NAME: Sarah Vitale
CURRENT TITLE: Assistant Professor and Hydrogeologist
AREA OF EXPERTISE: Hydrogeology
YEARS OF EXPERIENCE: 1 (post education)
EDUCATION: PhD Geological Sciences, University of Connecticut, 2017; MS Oceanography, Texas A&M University, 2011; BS Geophysics, State University of New York at Fredonia, 2009
What’s your job like?
Most of my time is dedicated to teaching undergraduate students about environmental geology and hydrogeology. This is split between courses and research, which are strongly integrated with one another. I also serve on my county’s groundwater advisory board and attend a variety of workshops and conferences every year.
What’s a typical day like?
During the academic year (after taking my daughter to daycare), I get into work around 8:30 a.m. and make coffee! Then I hit the ground running, teaching 1-2 labs or lectures, and often meeting with students about course work. Labs are usually field-based, especially in the Fall, so I spend a lot of time outside. Other time is spent developing and fine-tuning research projects and meeting with student researchers. It’s not uncommon to have at least one department- or university-related meeting each week, as well as a department seminar. The summer is much more flexible and research-focused. I spend 3 days each week in the field training students and writing papers and grant proposals. The rest of the time, I spend hanging with my toddler!
Working with students, especially in the context of research. It’s exciting to watch them develop their research skills and really fun to explore new projects. We’re currently exploring long-term trends in groundwater levels in Wisconsin, and deciphering the source, fate, and transport of phosphorus in the hydrogeologic system.
Managing time. It’s easy to over-commit, and learning how to say yes to the right things takes time (and advice from others). In academia, you are never “caught up” and getting comfortable with accepting that is tough, but I think it’s critical to maintaining a healthy work/life balance.
What’s your advice to students?

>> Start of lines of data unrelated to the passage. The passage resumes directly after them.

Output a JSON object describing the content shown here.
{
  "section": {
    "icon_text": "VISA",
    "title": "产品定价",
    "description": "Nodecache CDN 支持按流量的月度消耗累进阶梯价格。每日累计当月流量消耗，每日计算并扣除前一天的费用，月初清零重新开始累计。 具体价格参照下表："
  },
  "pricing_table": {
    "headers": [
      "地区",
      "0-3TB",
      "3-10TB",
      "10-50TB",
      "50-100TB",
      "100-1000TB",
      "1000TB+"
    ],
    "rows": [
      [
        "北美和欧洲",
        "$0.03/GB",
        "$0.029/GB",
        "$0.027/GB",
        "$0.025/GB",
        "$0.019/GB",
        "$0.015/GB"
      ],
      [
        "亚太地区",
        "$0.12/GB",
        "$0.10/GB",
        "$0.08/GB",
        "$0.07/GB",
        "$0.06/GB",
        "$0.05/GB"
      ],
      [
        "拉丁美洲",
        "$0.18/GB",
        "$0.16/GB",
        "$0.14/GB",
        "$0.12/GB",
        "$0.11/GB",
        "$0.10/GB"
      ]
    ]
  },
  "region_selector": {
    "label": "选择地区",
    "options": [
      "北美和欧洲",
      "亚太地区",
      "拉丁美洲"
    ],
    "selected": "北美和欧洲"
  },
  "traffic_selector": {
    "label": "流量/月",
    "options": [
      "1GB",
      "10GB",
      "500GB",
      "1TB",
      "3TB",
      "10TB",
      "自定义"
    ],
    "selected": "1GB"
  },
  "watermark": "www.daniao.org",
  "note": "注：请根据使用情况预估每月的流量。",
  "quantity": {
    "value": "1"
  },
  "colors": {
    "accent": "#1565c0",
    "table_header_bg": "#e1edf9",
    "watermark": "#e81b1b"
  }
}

Don’t pigeon-hole yourself! Expose yourself to many opportunities and experiences, network, and keep as many doors open as possible. You can see from my educational background that my interests are broad, but I wanted to keep my options open. Every experience has benefited my current position enormously.